* WORK INSTRUCTION *
Copy every line from the data below in which the string "hace" can be found.

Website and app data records
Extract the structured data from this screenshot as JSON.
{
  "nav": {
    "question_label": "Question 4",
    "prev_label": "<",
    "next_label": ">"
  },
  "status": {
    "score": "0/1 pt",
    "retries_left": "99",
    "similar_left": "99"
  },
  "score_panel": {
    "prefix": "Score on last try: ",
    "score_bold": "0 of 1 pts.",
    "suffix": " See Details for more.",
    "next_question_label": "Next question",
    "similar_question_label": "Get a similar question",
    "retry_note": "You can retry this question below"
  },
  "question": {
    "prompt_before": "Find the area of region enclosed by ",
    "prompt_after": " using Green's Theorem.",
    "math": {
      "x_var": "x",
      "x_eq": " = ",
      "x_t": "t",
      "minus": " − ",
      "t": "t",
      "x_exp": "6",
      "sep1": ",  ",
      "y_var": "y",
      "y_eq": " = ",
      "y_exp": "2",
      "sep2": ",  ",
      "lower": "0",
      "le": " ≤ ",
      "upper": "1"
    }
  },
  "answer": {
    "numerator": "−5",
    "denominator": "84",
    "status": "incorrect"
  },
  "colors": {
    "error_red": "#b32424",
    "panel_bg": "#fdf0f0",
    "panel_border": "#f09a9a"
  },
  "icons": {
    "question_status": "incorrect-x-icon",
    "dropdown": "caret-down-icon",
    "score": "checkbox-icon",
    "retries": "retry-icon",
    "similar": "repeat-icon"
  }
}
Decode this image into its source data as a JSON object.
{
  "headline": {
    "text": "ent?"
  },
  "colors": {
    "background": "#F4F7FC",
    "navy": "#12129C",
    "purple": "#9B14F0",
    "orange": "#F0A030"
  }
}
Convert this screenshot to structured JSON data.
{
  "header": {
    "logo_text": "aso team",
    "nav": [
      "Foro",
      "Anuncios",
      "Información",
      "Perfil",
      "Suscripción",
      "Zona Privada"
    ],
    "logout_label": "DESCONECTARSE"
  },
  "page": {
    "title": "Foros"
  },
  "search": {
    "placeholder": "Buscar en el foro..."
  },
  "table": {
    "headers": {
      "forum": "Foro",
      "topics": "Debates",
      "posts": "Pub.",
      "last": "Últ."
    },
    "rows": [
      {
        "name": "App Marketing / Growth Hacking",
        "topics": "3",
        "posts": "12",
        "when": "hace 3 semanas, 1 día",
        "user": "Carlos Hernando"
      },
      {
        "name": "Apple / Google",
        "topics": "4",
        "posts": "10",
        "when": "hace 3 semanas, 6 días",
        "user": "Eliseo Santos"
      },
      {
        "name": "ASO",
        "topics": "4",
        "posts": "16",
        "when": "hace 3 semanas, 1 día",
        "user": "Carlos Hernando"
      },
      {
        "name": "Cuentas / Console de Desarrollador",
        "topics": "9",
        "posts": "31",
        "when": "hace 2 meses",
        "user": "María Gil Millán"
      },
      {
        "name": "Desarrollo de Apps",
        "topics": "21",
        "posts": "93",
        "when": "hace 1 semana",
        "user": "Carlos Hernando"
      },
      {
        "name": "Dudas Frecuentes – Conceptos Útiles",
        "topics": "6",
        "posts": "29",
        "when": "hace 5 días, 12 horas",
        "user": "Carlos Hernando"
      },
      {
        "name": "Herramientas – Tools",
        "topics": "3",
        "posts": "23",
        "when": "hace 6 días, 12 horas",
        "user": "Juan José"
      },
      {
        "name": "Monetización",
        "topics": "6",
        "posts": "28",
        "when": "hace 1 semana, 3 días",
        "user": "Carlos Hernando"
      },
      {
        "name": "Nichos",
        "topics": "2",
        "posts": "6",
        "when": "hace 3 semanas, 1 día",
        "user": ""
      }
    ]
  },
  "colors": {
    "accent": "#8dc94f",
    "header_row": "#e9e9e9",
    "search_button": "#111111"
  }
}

* TASK RESPONSE *
        "when": "hace 3 semanas, 1 día",
        "when": "hace 3 semanas, 6 días",
        "when": "hace 3 semanas, 1 día",
        "when": "hace 2 meses",
        "when": "hace 1 semana",
        "when": "hace 5 días, 12 horas",
        "when": "hace 6 días, 12 horas",
        "when": "hace 1 semana, 3 días",
        "when": "hace 3 semanas, 1 día",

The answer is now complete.